--- AIM OF THE TASK ---
Each entry must be reproduced precisely as it stands.

App and web page records
*** Block opens ***

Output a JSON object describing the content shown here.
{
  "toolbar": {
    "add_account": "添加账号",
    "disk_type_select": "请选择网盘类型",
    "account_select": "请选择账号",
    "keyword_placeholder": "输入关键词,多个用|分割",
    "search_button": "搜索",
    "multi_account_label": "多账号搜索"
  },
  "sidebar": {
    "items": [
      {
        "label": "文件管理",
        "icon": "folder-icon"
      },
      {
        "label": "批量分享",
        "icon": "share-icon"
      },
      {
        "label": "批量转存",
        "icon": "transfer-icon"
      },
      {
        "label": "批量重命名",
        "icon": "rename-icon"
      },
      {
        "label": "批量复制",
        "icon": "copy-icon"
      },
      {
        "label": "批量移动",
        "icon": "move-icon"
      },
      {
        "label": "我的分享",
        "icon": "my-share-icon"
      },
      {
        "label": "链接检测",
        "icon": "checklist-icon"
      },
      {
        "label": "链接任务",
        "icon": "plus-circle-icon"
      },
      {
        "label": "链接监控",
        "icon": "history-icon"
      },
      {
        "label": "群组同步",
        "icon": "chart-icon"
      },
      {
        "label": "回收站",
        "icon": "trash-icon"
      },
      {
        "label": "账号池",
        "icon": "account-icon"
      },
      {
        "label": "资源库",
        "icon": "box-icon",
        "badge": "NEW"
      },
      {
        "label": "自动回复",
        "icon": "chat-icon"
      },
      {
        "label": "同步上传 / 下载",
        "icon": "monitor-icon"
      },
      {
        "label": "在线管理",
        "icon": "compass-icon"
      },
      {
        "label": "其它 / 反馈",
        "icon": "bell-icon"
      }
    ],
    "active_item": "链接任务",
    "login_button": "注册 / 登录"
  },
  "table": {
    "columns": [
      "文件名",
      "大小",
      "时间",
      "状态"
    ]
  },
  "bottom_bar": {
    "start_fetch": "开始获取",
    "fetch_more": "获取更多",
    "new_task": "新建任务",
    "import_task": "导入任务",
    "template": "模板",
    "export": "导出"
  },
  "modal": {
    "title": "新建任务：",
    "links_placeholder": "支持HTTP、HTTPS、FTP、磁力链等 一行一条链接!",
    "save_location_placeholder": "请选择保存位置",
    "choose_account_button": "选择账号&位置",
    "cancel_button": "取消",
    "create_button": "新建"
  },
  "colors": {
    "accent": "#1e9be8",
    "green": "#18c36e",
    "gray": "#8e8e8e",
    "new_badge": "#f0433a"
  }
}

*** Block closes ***

--- EXPECTED ANSWER ---
Output a JSON object describing the content shown here.
{
  "toolbar": {
    "add_account": "添加账号",
    "disk_type_select": "请选择网盘类型",
    "account_select": "请选择账号",
    "keyword_placeholder": "输入关键词,多个用|分割",
    "search_button": "搜索",
    "multi_account_label": "多账号搜索"
  },
  "sidebar": {
    "items": [
      {
        "label": "文件管理",
        "icon": "folder-icon"
      },
      {
        "label": "批量分享",
        "icon": "share-icon"
      },
      {
        "label": "批量转存",
        "icon": "transfer-icon"
      },
      {
        "label": "批量重命名",
        "icon": "rename-icon"
      },
      {
        "label": "批量复制",
        "icon": "copy-icon"
      },
      {
        "label": "批量移动",
        "icon": "move-icon"
      },
      {
        "label": "我的分享",
        "icon": "my-share-icon"
      },
      {
        "label": "链接检测",
        "icon": "checklist-icon"
      },
      {
        "label": "链接任务",
        "icon": "plus-circle-icon"
      },
      {
        "label": "链接监控",
        "icon": "history-icon"
      },
      {
        "label": "群组同步",
        "icon": "chart-icon"
      },
      {
        "label": "回收站",
        "icon": "trash-icon"
      },
      {
        "label": "账号池",
        "icon": "account-icon"
      },
      {
        "label": "资源库",
        "icon": "box-icon",
        "badge": "NEW"
      },
      {
        "label": "自动回复",
        "icon": "chat-icon"
      },
      {
        "label": "同步上传 / 下载",
        "icon": "monitor-icon"
      },
      {
        "label": "在线管理",
        "icon": "compass-icon"
      },
      {
        "label": "其它 / 反馈",
        "icon": "bell-icon"
      }
    ],
    "active_item": "链接任务",
    "login_button": "注册 / 登录"
  },
  "table": {
    "columns": [
      "文件名",
      "大小",
      "时间",
      "状态"
    ]
  },
  "bottom_bar": {
    "start_fetch": "开始获取",
    "fetch_more": "获取更多",
    "new_task": "新建任务",
    "import_task": "导入任务",
    "template": "模板",
    "export": "导出"
  },
  "modal": {
    "title": "新建任务：",
    "links_placeholder": "支持HTTP、HTTPS、FTP、磁力链等 一行一条链接!",
    "save_location_placeholder": "请选择保存位置",
    "choose_account_button": "选择账号&位置",
    "cancel_button": "取消",
    "create_button": "新建"
  },
  "colors": {
    "accent": "#1e9be8",
    "green": "#18c36e",
    "gray": "#8e8e8e",
    "new_badge": "#f0433a"
  }
}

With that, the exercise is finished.